- Task prompt:
The records follow. Filter them to the lines that hold "Another".

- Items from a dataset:

**********

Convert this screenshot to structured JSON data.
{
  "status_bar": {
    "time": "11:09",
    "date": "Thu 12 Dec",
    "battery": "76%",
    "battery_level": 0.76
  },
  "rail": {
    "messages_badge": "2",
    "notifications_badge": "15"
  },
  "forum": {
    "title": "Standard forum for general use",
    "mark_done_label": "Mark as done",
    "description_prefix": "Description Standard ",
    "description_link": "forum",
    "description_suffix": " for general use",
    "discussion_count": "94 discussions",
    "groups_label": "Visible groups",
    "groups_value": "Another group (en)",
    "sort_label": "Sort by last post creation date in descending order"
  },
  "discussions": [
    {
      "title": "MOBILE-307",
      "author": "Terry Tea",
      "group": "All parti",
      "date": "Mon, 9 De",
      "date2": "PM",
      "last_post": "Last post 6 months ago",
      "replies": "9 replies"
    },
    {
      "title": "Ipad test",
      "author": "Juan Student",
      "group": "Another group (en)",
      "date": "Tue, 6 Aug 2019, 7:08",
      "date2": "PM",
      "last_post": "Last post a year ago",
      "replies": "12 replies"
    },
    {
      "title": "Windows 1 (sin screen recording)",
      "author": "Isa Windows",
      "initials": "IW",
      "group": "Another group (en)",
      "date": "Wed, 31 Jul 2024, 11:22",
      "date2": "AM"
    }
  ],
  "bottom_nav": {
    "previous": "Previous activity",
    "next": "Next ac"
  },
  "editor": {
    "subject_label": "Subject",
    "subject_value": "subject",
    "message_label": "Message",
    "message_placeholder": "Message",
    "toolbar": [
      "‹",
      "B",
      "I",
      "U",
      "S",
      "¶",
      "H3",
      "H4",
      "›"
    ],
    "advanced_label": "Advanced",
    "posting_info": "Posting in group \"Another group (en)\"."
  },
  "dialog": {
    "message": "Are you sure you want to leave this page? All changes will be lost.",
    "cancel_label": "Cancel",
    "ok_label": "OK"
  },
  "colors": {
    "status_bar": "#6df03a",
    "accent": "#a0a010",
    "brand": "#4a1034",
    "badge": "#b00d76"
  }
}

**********

- Response box:
    "groups_value": "Another group (en)",
      "group": "Another group (en)",
      "group": "Another group (en)",
    "posting_info": "Posting in group \"Another group (en)\"."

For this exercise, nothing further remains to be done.